The protein composition of the digestive fluid from the venus flytrap sheds light on prey digestion mechanisms

Mol Cell Proteomics. 2012 Nov;11(11):1306-19. doi: 10.1074/mcp.M112.021006. Epub 2012 Aug 12.


The Venus flytrap (Dionaea muscipula) is one of the most well-known carnivorous plants because of its unique ability to capture small animals, usually insects or spiders, through a unique snap-trapping mechanism. The animals are subsequently killed and digested so that the plants can assimilate nutrients, as they grow in mineral-deficient soils. We deep sequenced the cDNA from Dionaea traps to obtain transcript libraries, which were used in the mass spectrometry-based identification of the proteins secreted during digestion. The identified proteins consisted of peroxidases, nucleases, phosphatases, phospholipases, a glucanase, chitinases, and proteolytic enzymes, including four cysteine proteases, two aspartic proteases, and a serine carboxypeptidase. The majority of the most abundant proteins were categorized as pathogenesis-related proteins, suggesting that the plant's digestive system evolved from defense-related processes.
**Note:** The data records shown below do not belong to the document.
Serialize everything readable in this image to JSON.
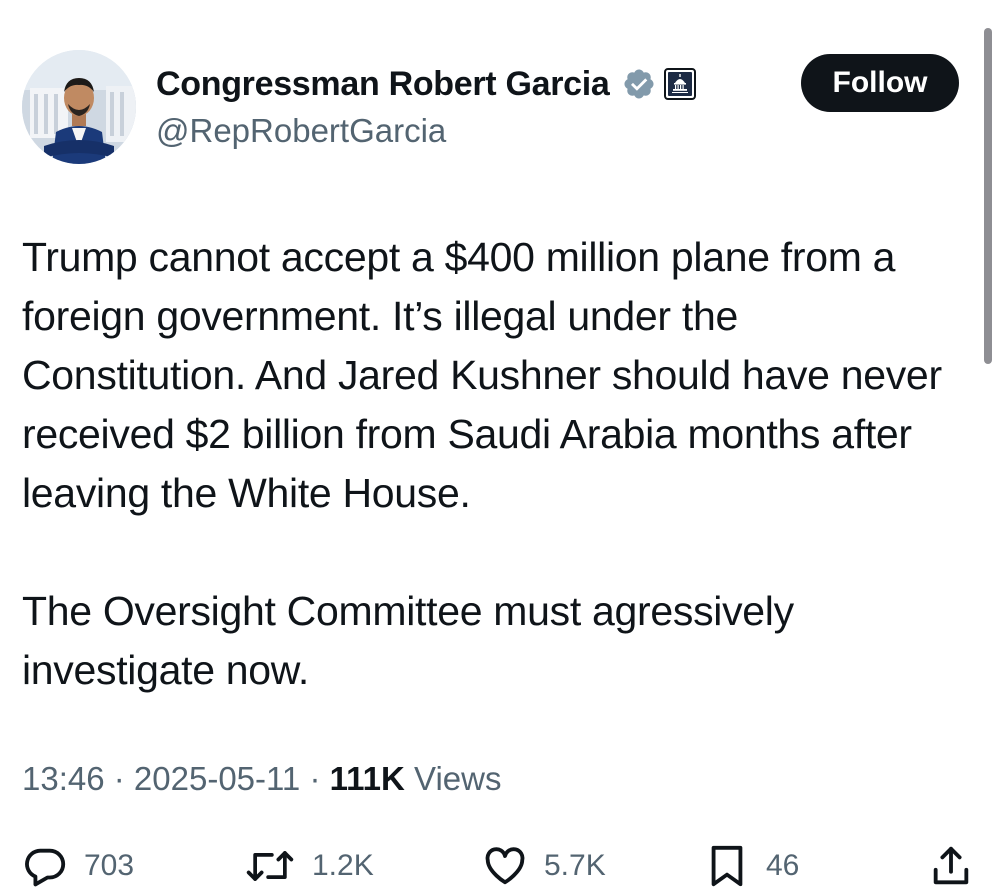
{
  "author": {
    "display_name": "Congressman Robert Garcia",
    "handle": "@RepRobertGarcia",
    "verified_icon": "verified-badge-icon",
    "affiliation_icon": "capitol-dome-icon"
  },
  "follow_label": "Follow",
  "tweet": {
    "paragraph_1": "Trump cannot accept a $400 million plane from a foreign government. It’s illegal under the Constitution. And Jared Kushner should have never received $2 billion from Saudi Arabia months after leaving the White House.",
    "paragraph_2": "The Oversight Committee must agressively investigate now."
  },
  "meta": {
    "time": "13:46",
    "separator": " · ",
    "date": "2025-05-11",
    "views_count": "111K",
    "views_label": " Views"
  },
  "actions": {
    "replies": "703",
    "reposts": "1.2K",
    "likes": "5.7K",
    "bookmarks": "46"
  },
  "colors": {
    "text": "#0f1419",
    "secondary": "#536471",
    "verified": "#829aab",
    "follow_bg": "#0f1419"
  }
}
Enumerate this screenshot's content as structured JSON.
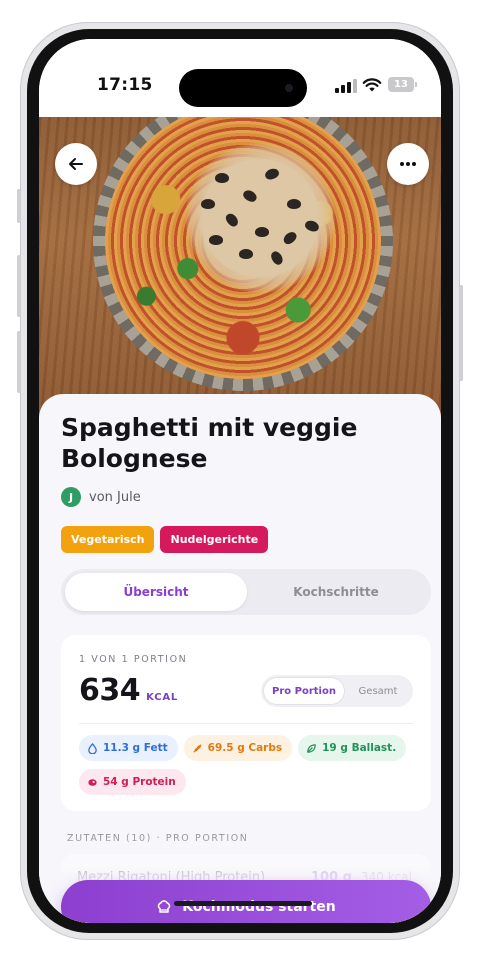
{
  "status_bar": {
    "time": "17:15",
    "battery": "13"
  },
  "recipe": {
    "title": "Spaghetti mit veggie Bolognese",
    "author_initial": "J",
    "author": "von Jule",
    "tags": [
      {
        "label": "Vegetarisch",
        "color": "#f2a20f"
      },
      {
        "label": "Nudelgerichte",
        "color": "#d6195a"
      }
    ]
  },
  "tabs": [
    "Übersicht",
    "Kochschritte"
  ],
  "nutrition": {
    "portion_label": "1 VON 1 PORTION",
    "kcal_value": "634",
    "kcal_unit": "KCAL",
    "toggle": [
      "Pro Portion",
      "Gesamt"
    ],
    "macros": [
      {
        "label": "11.3 g Fett",
        "icon": "drop-icon",
        "bg": "#e8f1fd",
        "fg": "#2f6fd6"
      },
      {
        "label": "69.5 g Carbs",
        "icon": "wheat-icon",
        "bg": "#fdf1e2",
        "fg": "#e07b12"
      },
      {
        "label": "19 g Ballast.",
        "icon": "leaf-icon",
        "bg": "#e6f6ec",
        "fg": "#23925a"
      },
      {
        "label": "54 g Protein",
        "icon": "meat-icon",
        "bg": "#fde8ef",
        "fg": "#d11e55"
      }
    ]
  },
  "ingredients": {
    "section_label": "ZUTATEN (10) · PRO PORTION",
    "first_item": {
      "name": "Mezzi Rigatoni (High Protein)",
      "qty": "100 g",
      "kcal": "340 kcal"
    }
  },
  "cta": {
    "label": "Kochmodus starten",
    "icon": "chef-hat-icon"
  },
  "colors": {
    "accent": "#8a3ed0"
  }
}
This in-depth characterization of a highly specialized secreted fluid from a carnivorous plant provides new information about the plant's prey digestion mechanism and the evolutionary processes driving its defense pathways and nutrient acquisition.

Publication types

  • Research Support, Non-U.S. Gov't

MeSH terms

  • Amino Acid Sequence
  • Animals
  • DNA, Complementary / genetics
  • Droseraceae / enzymology
  • Droseraceae / genetics
  • Droseraceae / metabolism*
  • High-Throughput Nucleotide Sequencing
  • Insecta / metabolism*
  • Molecular Sequence Data
  • Plant Exudates / metabolism*
  • Plant Leaves / metabolism
  • Plant Proteins / chemistry
  • Plant Proteins / metabolism*
  • Proteolysis
  • Sequence Alignment
  • Transcriptome


  • DNA, Complementary
  • Plant Exudates
  • Plant Proteins